The hackers behind a $ 530 million cryptocurrency heist, described as the biggest in history, have attempted to sell some of the 500 stolen NEM tokens.
Jeff McDonald, vice president of the NEM Foundation, the creators of the XEM cryptocurrency, told Reuters Tuesday they had traced the stolen coins to an unidentified account. Activity showed that the account owner had begun trying to move the coins onto six exchanges where they could then sell it.
“[The hackers are] trying to spend them on multiple exchanges. We are contacting those exchanges,” McDonald said. NEM Foundation spokeswoman Alexandra Tinsman added the hackers had also started sending out “XEM” coins to random accounts in 100 XEM batches, worth about $ 83 each.

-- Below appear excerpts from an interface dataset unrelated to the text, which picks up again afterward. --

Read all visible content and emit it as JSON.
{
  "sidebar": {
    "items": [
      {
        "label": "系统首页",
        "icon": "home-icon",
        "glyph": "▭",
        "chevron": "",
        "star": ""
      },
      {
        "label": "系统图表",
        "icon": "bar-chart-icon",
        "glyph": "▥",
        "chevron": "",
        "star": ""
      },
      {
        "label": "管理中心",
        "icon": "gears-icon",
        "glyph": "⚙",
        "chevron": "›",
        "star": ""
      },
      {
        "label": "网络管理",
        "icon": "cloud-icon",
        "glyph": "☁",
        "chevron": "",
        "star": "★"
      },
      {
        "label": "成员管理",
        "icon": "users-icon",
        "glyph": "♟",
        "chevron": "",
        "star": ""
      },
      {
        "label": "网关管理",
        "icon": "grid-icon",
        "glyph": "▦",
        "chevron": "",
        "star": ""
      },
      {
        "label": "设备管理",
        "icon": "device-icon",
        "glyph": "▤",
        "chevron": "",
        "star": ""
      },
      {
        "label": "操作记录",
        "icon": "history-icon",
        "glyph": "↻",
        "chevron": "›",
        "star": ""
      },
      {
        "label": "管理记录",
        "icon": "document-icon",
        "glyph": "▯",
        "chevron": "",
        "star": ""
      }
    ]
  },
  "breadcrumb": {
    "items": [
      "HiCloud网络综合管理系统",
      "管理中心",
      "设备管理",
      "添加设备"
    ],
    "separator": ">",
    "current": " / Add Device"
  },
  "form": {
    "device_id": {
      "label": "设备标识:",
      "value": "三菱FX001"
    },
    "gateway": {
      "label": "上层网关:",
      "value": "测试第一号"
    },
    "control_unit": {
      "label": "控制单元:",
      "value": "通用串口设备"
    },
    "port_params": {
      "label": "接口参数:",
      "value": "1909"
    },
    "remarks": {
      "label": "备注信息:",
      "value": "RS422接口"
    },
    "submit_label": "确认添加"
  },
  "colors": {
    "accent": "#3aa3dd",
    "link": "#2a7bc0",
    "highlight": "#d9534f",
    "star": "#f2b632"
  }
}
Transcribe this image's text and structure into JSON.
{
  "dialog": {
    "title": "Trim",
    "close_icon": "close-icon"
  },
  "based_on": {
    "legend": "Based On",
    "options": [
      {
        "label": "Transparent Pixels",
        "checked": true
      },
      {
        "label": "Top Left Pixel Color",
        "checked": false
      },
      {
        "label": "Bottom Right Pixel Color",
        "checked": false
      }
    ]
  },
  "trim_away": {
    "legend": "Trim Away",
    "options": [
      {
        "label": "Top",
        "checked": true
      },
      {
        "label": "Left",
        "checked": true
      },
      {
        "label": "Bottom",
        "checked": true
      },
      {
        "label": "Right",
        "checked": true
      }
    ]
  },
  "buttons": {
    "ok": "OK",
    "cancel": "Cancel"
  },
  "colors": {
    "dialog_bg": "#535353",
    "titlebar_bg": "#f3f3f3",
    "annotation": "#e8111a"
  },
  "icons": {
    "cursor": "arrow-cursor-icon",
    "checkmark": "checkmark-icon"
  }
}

McDonald said its likely the hackers will exchange the coins into another cryptocurrency before transferring the coins back into a traditional currency, making the funds near impossible to trace.
While the NEM vice-president concedes the hackers will get away with some of the stolen funds, he doesn’t believe they will get to spend anything close to all of the hacked cryptocurrency, saying the “market simply couldn’t absorb that much.”
Japanese cryptocurrency exchange platform Coincheck suspended trading and withdrawals Friday after it confirmed that unknown hackers stole some 500 million NEM tokens – worth up to ¥58 billion or around $ 532 million at the time of the incident.
As the news broke, the token price plunged more than 15 percent from the day’s high of around $ 1.02, down to $ 0.85. As of 1900 GMT, Tuesday, XEM was trading at around $ 0.79 per coin, according to trade website Coinmarketcap with a total market value of around $ 7.1 billion. XEM is the world’s 10th biggest cryptocurrency.
Coincheck was widely criticized for keeping 100 percent of NEM tokens in a “hot” (online) wallet and apologised to customers. It has committed to paying out over $ 425 million to help meet the losses of 260,000 customers.
NEM Foundation president Lon Wong blamed Coincheck’s careless security policy for the heist, suggesting the exchange’s refusal to implement NEM’s multi-signature smart contract was likely the vulnerability the hackers seized on. Japan’s Financial Services Agency (FSA) ordered improvements to operations at Coincheck Monday.